- Treatise of Human Nature (1740)
- Essays Concerning Human Understanding ((1748)
- Natural History of Religion (1757)
In summary, David Hume criticized the dogmatic rationalism of the seventeenth century and brought the principle of causality in the subjective opinion. His criticism will pave the way for Kant and a new way to philosophize.
Hume: psychic impressions and ideas
David Hume is empiricist in his view, human knowledge is derived, as a whole, of sensory experience (experience is the key word of this great figure of the eighteenth century English).
All that is in me, these are perceptions, by which Hume refers to all the events constituting the life of the mind, these perceptions may themselves be classified into two broad categories:
- Impressions: perceptions brightly in us entering with force and violence (feelings, emotions, …)
- The ideas, which represent, in Hume, pictures driving impressions.
Impressions and ideas follow one another relentlessly, in me, combine and associate themselves, by virtue of their similarity or contiguity.
The whole psychic life can be explained by the association of ideas, a sort of attraction existing in the world of spirit: it designates this property that representations be called, or evoked by train each other, without any intervention of the will.
All operations were due to the mental game of association of ideas.
Hume and the critique of causality:
In Hume’s philosophy, even the idea of causality, so important for science and metaphysics, is reduced to an ordinary association of ideas.
If I say that a rise in air pressure causes rainfall (effect), what is the meaning of this statement?
- I associate two ideas based on habit.
- Thus, the question refers only, in Hume, a “constant antecedent,” fruit of the association and habit.

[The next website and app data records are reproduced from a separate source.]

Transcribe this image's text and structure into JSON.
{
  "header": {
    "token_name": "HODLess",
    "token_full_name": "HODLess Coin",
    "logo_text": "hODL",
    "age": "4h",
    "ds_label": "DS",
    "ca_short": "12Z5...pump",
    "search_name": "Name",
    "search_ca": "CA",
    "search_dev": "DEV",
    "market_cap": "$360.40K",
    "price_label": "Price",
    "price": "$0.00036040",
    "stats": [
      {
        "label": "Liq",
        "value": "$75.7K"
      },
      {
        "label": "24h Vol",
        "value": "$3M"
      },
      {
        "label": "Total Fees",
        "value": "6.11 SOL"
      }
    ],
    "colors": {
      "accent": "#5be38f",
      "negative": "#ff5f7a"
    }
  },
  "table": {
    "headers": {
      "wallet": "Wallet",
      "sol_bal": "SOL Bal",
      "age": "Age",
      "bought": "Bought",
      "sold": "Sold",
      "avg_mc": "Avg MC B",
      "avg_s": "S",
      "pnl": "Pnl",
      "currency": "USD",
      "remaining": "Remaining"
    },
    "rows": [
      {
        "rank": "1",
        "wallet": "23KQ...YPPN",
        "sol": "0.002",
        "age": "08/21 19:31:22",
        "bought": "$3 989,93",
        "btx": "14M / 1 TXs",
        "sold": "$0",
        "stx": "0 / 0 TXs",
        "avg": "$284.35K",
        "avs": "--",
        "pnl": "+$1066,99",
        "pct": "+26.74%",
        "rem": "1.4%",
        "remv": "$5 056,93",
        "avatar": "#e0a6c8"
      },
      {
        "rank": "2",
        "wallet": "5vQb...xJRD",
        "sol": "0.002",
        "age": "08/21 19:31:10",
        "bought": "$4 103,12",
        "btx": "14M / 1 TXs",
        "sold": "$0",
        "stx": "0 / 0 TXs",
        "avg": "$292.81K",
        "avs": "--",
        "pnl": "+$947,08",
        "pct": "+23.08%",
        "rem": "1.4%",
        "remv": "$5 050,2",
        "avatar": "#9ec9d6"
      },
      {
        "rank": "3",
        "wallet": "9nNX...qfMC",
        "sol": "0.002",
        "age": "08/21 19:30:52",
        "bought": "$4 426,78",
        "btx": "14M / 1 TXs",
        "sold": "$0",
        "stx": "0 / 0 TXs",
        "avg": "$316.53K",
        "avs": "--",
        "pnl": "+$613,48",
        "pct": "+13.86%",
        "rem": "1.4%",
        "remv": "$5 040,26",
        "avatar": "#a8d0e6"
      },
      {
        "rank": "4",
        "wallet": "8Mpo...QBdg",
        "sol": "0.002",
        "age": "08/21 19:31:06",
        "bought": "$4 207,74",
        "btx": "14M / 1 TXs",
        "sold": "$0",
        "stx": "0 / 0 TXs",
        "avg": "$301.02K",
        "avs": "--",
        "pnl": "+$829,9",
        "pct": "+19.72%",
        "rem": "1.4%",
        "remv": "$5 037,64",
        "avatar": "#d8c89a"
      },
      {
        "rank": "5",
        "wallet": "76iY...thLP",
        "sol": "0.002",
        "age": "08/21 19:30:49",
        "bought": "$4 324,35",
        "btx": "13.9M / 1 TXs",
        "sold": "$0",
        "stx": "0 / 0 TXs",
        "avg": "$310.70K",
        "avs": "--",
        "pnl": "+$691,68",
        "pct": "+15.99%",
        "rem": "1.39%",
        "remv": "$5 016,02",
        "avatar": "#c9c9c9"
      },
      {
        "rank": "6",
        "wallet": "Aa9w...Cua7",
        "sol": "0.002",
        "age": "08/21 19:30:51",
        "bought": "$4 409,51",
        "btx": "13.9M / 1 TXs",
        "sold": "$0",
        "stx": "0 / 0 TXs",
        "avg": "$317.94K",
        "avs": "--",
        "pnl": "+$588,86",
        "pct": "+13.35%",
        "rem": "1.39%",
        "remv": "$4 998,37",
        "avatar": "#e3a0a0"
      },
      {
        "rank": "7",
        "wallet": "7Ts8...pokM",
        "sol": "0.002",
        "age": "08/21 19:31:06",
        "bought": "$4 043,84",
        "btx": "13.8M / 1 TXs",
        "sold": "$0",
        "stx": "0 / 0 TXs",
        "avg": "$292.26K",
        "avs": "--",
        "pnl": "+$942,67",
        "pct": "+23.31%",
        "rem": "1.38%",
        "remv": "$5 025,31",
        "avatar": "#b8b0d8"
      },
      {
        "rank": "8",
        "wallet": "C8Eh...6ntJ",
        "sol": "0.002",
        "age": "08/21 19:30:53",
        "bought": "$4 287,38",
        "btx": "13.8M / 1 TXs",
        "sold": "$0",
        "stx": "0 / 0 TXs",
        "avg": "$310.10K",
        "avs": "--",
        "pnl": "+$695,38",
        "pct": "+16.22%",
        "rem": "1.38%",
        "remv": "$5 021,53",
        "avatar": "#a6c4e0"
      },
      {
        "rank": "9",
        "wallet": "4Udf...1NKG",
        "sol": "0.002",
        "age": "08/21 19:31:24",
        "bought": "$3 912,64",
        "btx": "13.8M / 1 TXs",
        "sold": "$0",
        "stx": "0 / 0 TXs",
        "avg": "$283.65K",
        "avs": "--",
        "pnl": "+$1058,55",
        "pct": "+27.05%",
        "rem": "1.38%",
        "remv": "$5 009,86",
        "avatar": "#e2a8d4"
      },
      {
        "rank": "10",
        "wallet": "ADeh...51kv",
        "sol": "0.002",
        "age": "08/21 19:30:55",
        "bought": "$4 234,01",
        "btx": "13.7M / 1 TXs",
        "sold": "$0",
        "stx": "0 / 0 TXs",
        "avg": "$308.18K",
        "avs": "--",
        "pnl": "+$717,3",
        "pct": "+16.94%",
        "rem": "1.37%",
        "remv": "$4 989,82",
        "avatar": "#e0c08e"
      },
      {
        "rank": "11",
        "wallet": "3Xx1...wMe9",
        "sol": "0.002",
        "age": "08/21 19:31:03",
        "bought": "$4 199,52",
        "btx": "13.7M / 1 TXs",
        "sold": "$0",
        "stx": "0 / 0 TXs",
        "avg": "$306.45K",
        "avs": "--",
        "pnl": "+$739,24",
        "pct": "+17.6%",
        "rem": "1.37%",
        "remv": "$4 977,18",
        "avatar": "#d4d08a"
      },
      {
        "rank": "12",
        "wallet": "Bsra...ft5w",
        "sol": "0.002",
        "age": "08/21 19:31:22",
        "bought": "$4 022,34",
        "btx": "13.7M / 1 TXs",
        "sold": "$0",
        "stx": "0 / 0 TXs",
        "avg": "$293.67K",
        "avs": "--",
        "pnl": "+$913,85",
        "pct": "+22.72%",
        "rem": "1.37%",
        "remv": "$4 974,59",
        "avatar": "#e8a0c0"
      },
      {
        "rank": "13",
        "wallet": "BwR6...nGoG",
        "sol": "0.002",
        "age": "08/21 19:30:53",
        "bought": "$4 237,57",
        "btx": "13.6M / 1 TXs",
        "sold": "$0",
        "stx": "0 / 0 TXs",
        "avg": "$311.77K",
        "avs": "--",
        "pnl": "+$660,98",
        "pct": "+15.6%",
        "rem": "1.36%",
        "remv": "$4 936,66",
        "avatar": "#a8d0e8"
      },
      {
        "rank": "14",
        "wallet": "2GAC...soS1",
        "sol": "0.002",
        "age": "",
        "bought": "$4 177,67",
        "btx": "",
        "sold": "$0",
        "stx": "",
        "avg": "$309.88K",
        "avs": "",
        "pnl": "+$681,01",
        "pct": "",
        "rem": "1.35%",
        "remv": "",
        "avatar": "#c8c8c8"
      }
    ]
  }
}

Reading Hume profoundly shook Kant. Troubled by this skeptical empiricism, Kant will forge a new method: Hume took me out of my “dogmatic slumber” that will be the cry of Kant in the Prolegomena to any future metaphysics that will want to present it as science.